Given data
########

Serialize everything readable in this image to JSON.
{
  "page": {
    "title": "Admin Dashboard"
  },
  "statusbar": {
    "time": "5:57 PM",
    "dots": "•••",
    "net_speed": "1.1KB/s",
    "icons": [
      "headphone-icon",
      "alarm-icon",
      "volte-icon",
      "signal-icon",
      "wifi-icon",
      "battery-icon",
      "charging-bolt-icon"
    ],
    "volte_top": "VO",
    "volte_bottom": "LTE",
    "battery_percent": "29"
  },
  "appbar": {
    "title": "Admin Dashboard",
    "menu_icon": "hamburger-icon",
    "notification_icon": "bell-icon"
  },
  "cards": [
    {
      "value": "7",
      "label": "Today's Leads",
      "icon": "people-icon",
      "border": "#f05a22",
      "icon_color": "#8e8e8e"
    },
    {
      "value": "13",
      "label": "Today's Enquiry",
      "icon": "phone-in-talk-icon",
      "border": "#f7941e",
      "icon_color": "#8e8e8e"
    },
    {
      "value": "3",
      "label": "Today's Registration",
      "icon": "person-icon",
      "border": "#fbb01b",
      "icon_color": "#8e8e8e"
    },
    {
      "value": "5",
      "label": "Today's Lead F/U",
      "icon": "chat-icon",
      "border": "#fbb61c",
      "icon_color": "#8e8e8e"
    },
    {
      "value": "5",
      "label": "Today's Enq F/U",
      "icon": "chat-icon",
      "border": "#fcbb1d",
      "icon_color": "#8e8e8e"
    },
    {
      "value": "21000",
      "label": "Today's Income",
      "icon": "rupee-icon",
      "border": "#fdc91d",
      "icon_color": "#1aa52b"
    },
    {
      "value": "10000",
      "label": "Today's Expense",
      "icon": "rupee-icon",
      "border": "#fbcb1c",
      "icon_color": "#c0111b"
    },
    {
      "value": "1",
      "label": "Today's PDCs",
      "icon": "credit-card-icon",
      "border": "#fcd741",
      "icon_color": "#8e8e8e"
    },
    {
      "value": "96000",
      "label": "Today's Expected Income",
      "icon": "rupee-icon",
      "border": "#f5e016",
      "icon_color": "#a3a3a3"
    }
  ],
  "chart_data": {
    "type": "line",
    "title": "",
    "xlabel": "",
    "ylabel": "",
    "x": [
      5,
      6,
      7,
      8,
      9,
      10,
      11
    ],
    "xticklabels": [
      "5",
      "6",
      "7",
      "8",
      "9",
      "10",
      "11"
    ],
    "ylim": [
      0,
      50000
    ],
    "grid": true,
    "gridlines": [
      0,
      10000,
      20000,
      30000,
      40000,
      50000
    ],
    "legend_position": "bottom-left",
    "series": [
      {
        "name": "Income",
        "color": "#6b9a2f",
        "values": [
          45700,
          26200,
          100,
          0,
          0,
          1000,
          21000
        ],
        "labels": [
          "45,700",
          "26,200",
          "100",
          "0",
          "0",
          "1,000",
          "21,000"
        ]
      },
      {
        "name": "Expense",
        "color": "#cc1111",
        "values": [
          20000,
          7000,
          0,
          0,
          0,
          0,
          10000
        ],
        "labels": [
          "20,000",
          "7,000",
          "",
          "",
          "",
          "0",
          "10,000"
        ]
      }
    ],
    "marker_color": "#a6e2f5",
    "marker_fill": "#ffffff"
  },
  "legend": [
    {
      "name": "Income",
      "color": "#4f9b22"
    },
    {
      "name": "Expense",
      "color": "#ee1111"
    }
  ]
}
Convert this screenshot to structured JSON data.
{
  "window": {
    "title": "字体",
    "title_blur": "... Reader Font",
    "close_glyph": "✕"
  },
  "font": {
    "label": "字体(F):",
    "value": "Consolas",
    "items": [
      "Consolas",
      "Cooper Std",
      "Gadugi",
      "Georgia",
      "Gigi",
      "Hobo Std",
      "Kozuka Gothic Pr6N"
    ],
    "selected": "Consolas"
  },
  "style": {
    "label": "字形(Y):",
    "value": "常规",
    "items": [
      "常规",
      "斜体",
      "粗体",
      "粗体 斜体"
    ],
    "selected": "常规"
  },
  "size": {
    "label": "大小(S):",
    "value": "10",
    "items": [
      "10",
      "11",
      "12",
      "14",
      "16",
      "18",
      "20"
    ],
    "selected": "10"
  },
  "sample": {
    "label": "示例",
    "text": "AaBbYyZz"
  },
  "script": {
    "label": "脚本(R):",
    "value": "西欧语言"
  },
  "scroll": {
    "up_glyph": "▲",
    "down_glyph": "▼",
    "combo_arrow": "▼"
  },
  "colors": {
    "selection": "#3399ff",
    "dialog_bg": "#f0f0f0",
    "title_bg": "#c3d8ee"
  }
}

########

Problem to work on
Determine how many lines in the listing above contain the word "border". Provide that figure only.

Answer to this problem
9